Top Tips for Entrepreneurs Attending Pitching Competitions
NACUE’s top tips for young entrepreneurs attending pitching competitions this year.
So you have a cool idea? Or even better – You have an early stage business and you’ve decided to showcase it in a pitch competition.
Bold but smart.
Whether you are pitching for funding, trying to drum up some media attention, or simply networking at a function, it is important to nail it correctly.
You might get nervous but feeling a bit tense is normal and most people can’t really see your sweaty palms or notice the two second silences, so embrace it.
The key is to slow things down to a point that almost sounds too slow. It might feel odd but it will actually make you seem confident and in control (even if you are cringing on the inside).
Rehearse Your Timing
Rehearse your timing because pitches need to be different lengths for different audiences.
You should have a short and snappy elevator pitch that you can recite with ease, but other pitches will often be considerably longer.
Make sure you always follow a clear structure outlining what your business does – How it makes money and why you are the person that can deliver it.
Check the dramatic pause – Perfectly timed by an impactful slide makes it memorable, especially if it’s in time.

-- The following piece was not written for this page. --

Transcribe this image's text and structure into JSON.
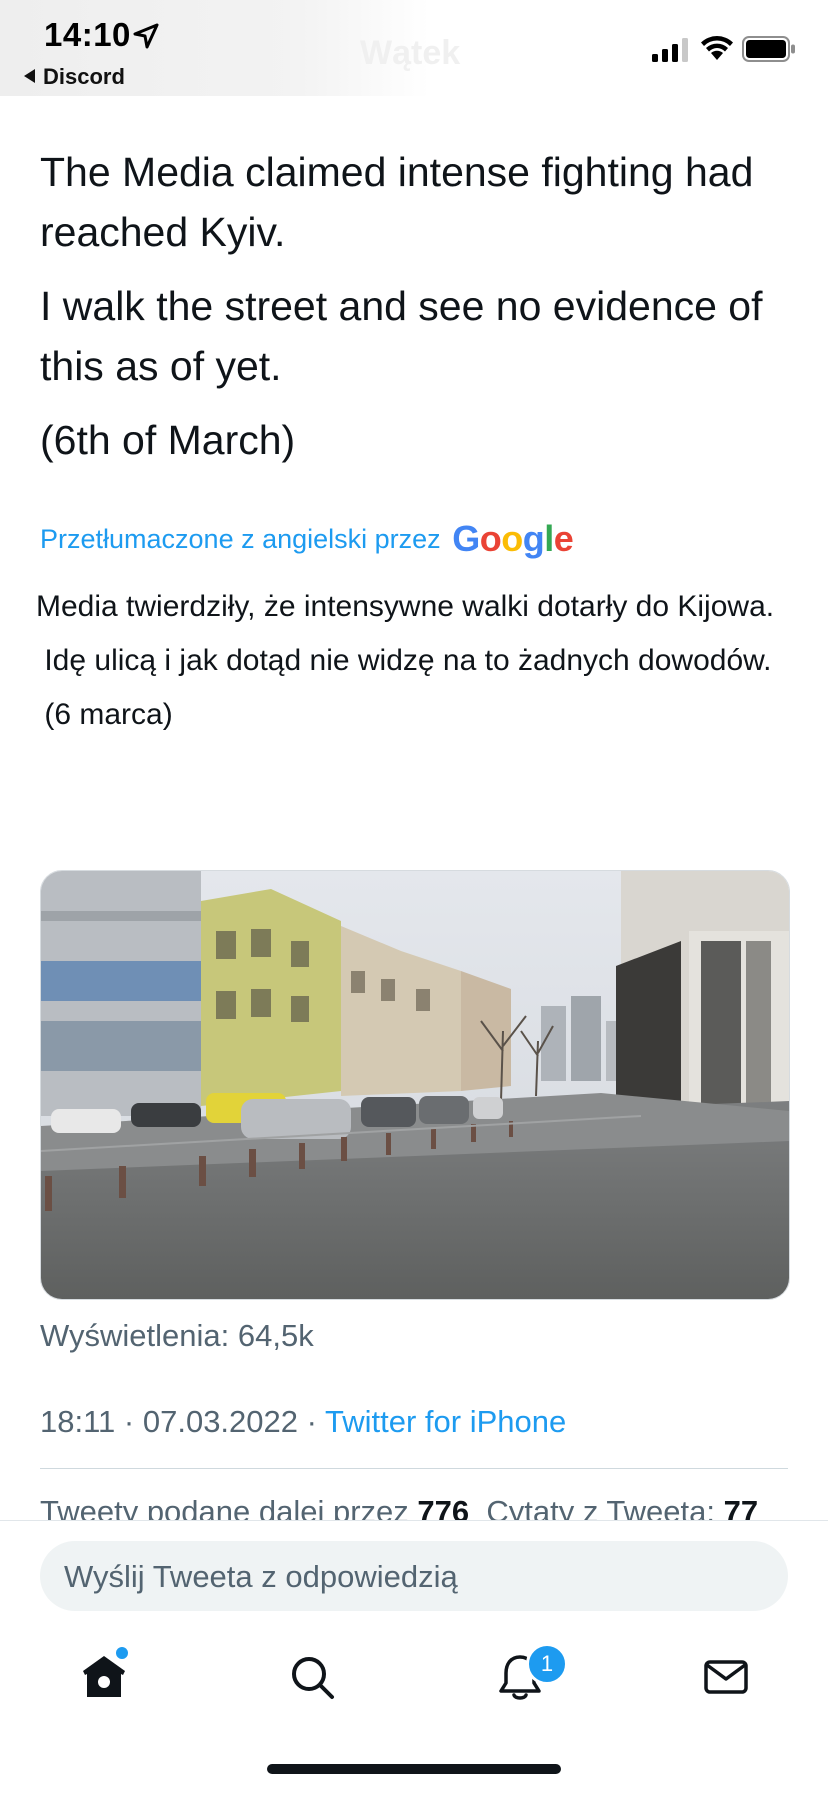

Keep The Attention On You
Keep the attention on you and not the slide. Cluttered slides with boring charts and overly detailed SWOT analysis bored me at university and will guarantee to bore the judges.
Keep the slides simple with crisp one liners or big bold statement graphs and ensure all the key facts come from you.
Answer Questions Succinctly
Don’t annoy judges by going on a five minute monologue during the Q/A.
Most of the questions will be obvious, such as – ‘Who is your competition’, ‘What is the business model’, ‘What will you do with the prize’.
Prepare brief counter points on each of them. You should know your business inside and out, because if you don’t, who will?
The truth is, even if your pitch doesn’t go to plan you will still receive some constructive (sometimes harsh) feedback. They are all valuable experiences.
Quality comes with time – And by your tenth pitch, you won’t have a hint of the nerves that you did when you first started.
Get contact details from the judges and listen for honest feedback, they may well have an idea that could turn your fledging startup into a winning enterprise.